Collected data
▼▼▼

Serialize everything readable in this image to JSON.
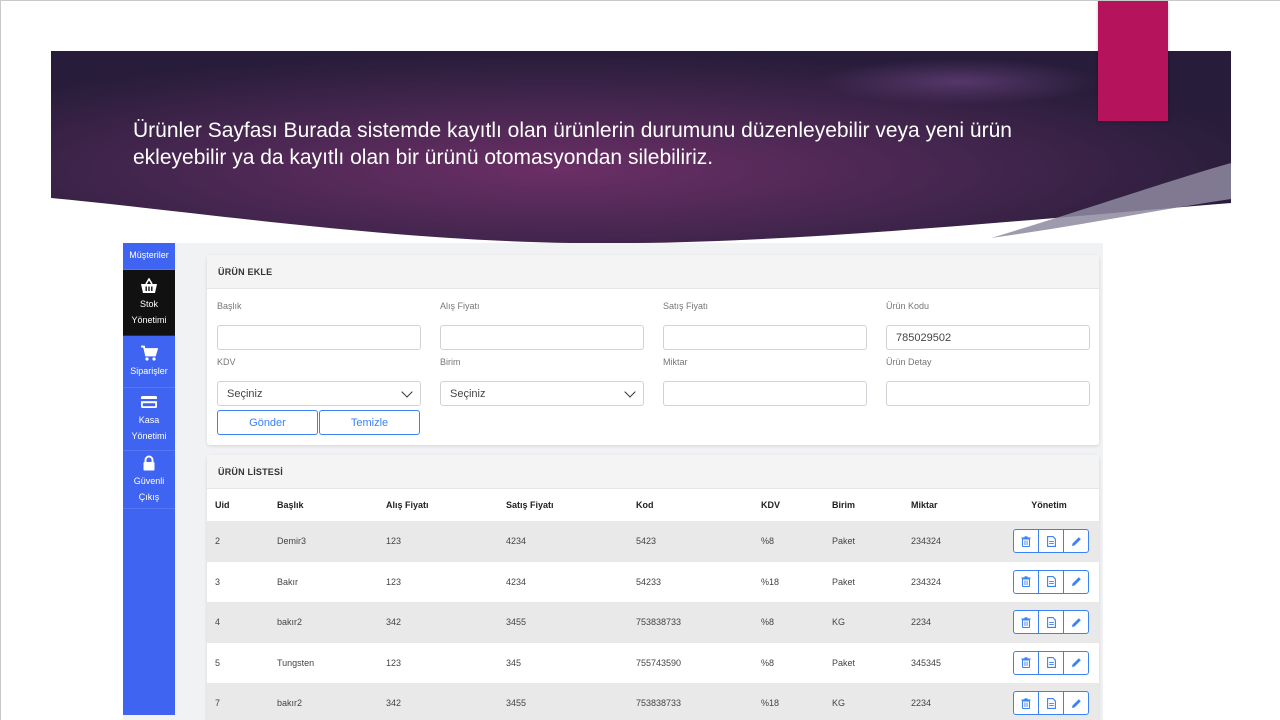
{
  "banner": {
    "text": "Ürünler Sayfası Burada sistemde kayıtlı olan ürünlerin durumunu düzenleyebilir veya yeni ürün ekleyebilir ya da kayıtlı olan bir ürünü otomasyondan silebiliriz.",
    "accent_color": "#b5135b"
  },
  "sidebar": {
    "items": [
      {
        "label": "Müşteriler",
        "icon": "users-icon"
      },
      {
        "label": "Stok Yönetimi",
        "icon": "basket-icon"
      },
      {
        "label": "Siparişler",
        "icon": "cart-icon"
      },
      {
        "label": "Kasa Yönetimi",
        "icon": "credit-card-icon"
      },
      {
        "label": "Güvenli Çıkış",
        "icon": "lock-icon"
      }
    ],
    "color": "#3f64f2"
  },
  "form": {
    "title": "ÜRÜN EKLE",
    "fields": [
      {
        "label": "Başlık",
        "value": ""
      },
      {
        "label": "Alış Fiyatı",
        "value": ""
      },
      {
        "label": "Satış Fiyatı",
        "value": ""
      },
      {
        "label": "Ürün Kodu",
        "value": "785029502"
      },
      {
        "label": "KDV",
        "value": "Seçiniz"
      },
      {
        "label": "Birim",
        "value": "Seçiniz"
      },
      {
        "label": "Miktar",
        "value": ""
      },
      {
        "label": "Ürün Detay",
        "value": ""
      }
    ],
    "submit_label": "Gönder",
    "clear_label": "Temizle"
  },
  "list": {
    "title": "ÜRÜN LİSTESİ",
    "columns": [
      "Uid",
      "Başlık",
      "Alış Fiyatı",
      "Satış Fiyatı",
      "Kod",
      "KDV",
      "Birim",
      "Miktar",
      "Yönetim"
    ],
    "rows": [
      [
        "2",
        "Demir3",
        "123",
        "4234",
        "5423",
        "%8",
        "Paket",
        "234324"
      ],
      [
        "3",
        "Bakır",
        "123",
        "4234",
        "54233",
        "%18",
        "Paket",
        "234324"
      ],
      [
        "4",
        "bakır2",
        "342",
        "3455",
        "753838733",
        "%8",
        "KG",
        "2234"
      ],
      [
        "5",
        "Tungsten",
        "123",
        "345",
        "755743590",
        "%8",
        "Paket",
        "345345"
      ],
      [
        "7",
        "bakır2",
        "342",
        "3455",
        "753838733",
        "%18",
        "KG",
        "2234"
      ]
    ],
    "row_actions": [
      "trash-icon",
      "document-icon",
      "pencil-icon"
    ]
  }
}
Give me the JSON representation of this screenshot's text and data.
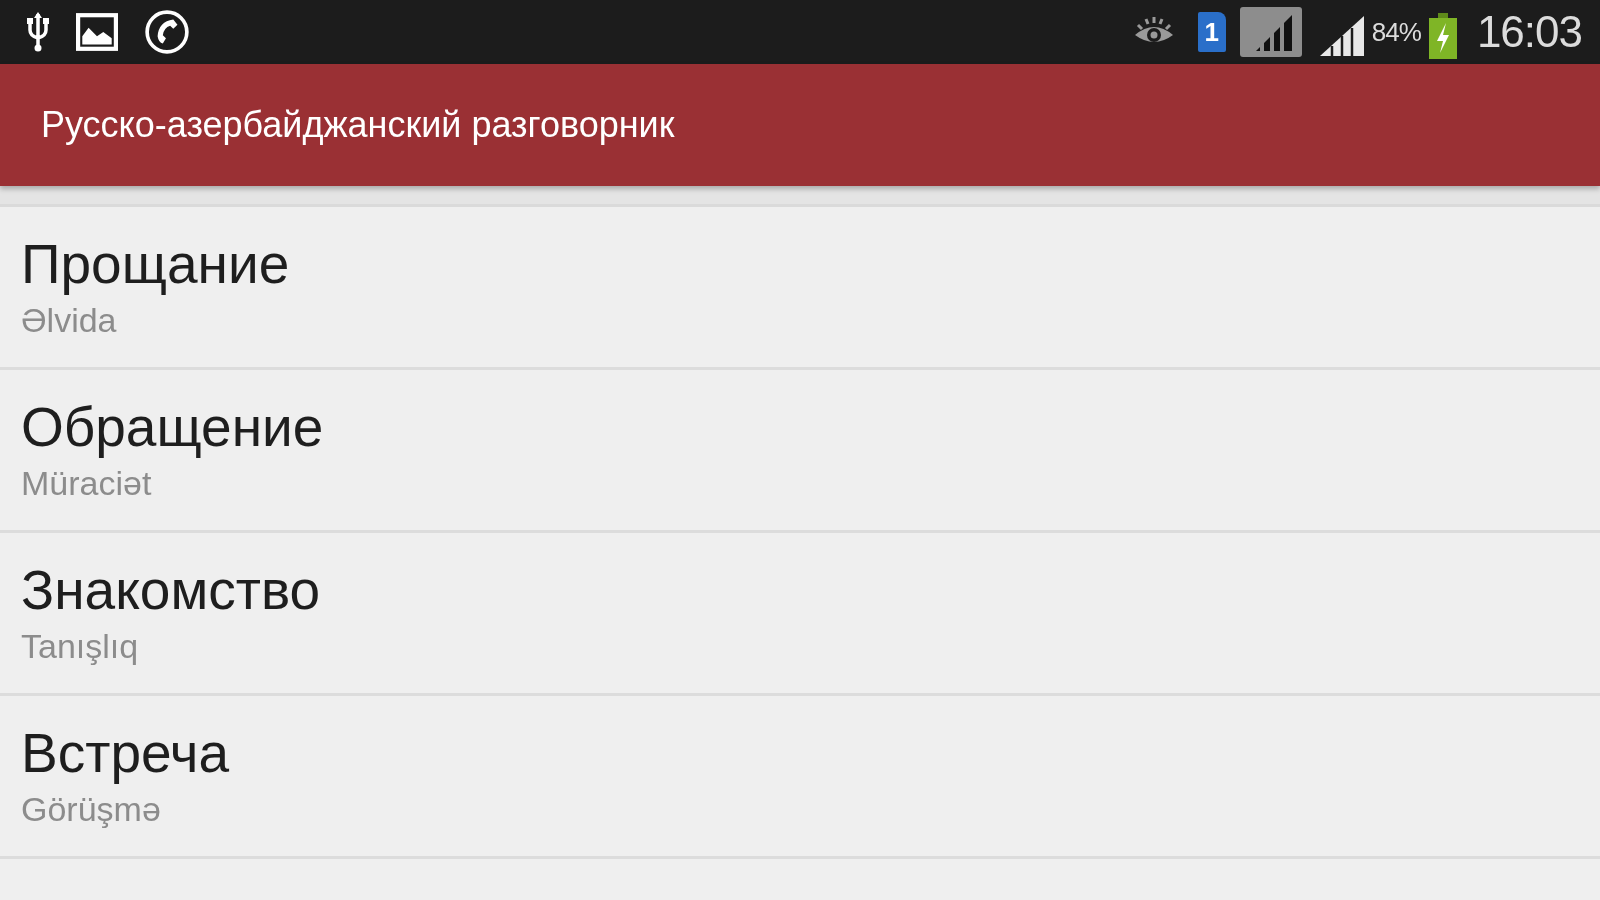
{
  "status_bar": {
    "sim_label": "1",
    "battery_text": "84%",
    "time": "16:03"
  },
  "app_bar": {
    "title": "Русско-азербайджанский разговорник"
  },
  "items": [
    {
      "title": "Прощание",
      "subtitle": "Əlvida"
    },
    {
      "title": "Обращение",
      "subtitle": "Müraciət"
    },
    {
      "title": "Знакомство",
      "subtitle": "Tanışlıq"
    },
    {
      "title": "Встреча",
      "subtitle": "Görüşmə"
    }
  ]
}
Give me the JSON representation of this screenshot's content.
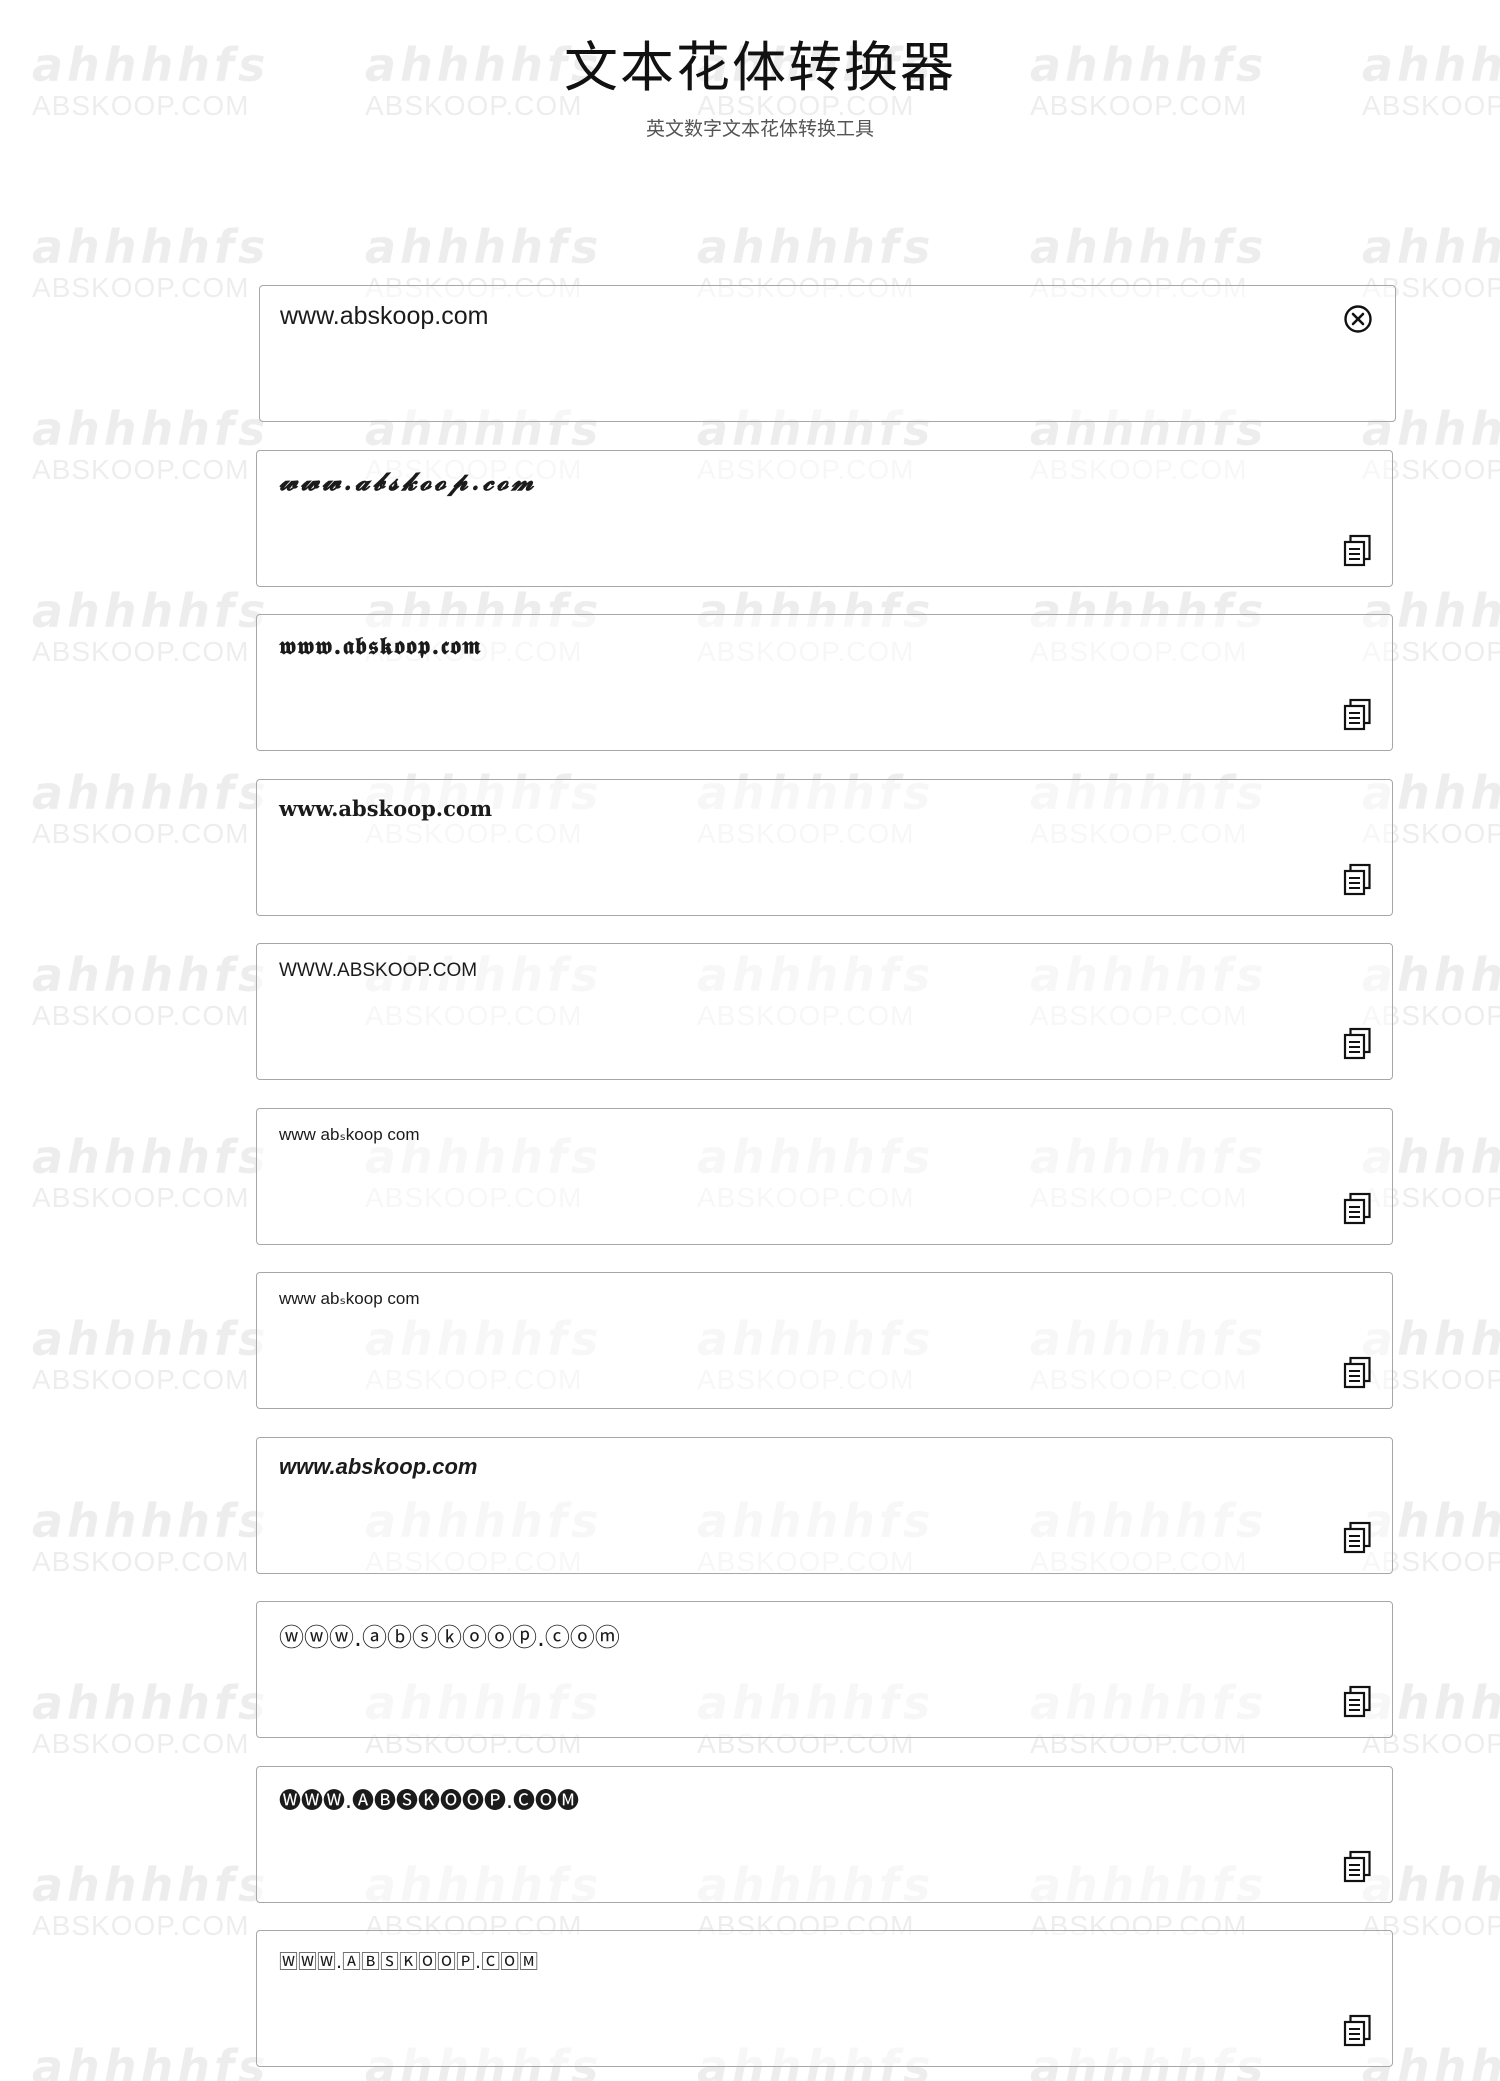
{
  "header": {
    "title": "文本花体转换器",
    "subtitle": "英文数字文本花体转换工具"
  },
  "watermark": {
    "logo": "ahhhhfs",
    "site": "ABSKOOP.COM"
  },
  "input": {
    "value": "www.abskoop.com",
    "clear_icon": "close-circle-icon"
  },
  "outputs": [
    {
      "style": "script",
      "text": "𝔀𝔀𝔀.𝓪𝓫𝓼𝓴𝓸𝓸𝓹.𝓬𝓸𝓶"
    },
    {
      "style": "fraktur",
      "text": "𝖜𝖜𝖜.𝖆𝖇𝖘𝖐𝖔𝖔𝖕.𝖈𝖔𝖒"
    },
    {
      "style": "serif-bold",
      "text": "www.abskoop.com"
    },
    {
      "style": "uppercase",
      "text": "WWW.ABSKOOP.COM"
    },
    {
      "style": "small-sub",
      "text": "www abₛkoop com"
    },
    {
      "style": "small-sub",
      "text": "www abₛkoop com"
    },
    {
      "style": "italic-bold",
      "text": "www.abskoop.com"
    },
    {
      "style": "circled",
      "text": "ⓦⓦⓦ.ⓐⓑⓢⓚⓞⓞⓟ.ⓒⓞⓜ"
    },
    {
      "style": "negative-circled",
      "text": "🅦🅦🅦.🅐🅑🅢🅚🅞🅞🅟.🅒🅞🅜"
    },
    {
      "style": "squared",
      "text": "🅆🅆🅆.🄰🄱🅂🄺🄾🄾🄿.🄲🄾🄼"
    }
  ],
  "copy_icon": "copy-icon"
}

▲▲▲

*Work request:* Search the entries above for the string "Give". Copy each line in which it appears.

*Output for this exercise:*
Give me the JSON representation of this screenshot's text and data.
Give me the JSON representation of this screenshot's content.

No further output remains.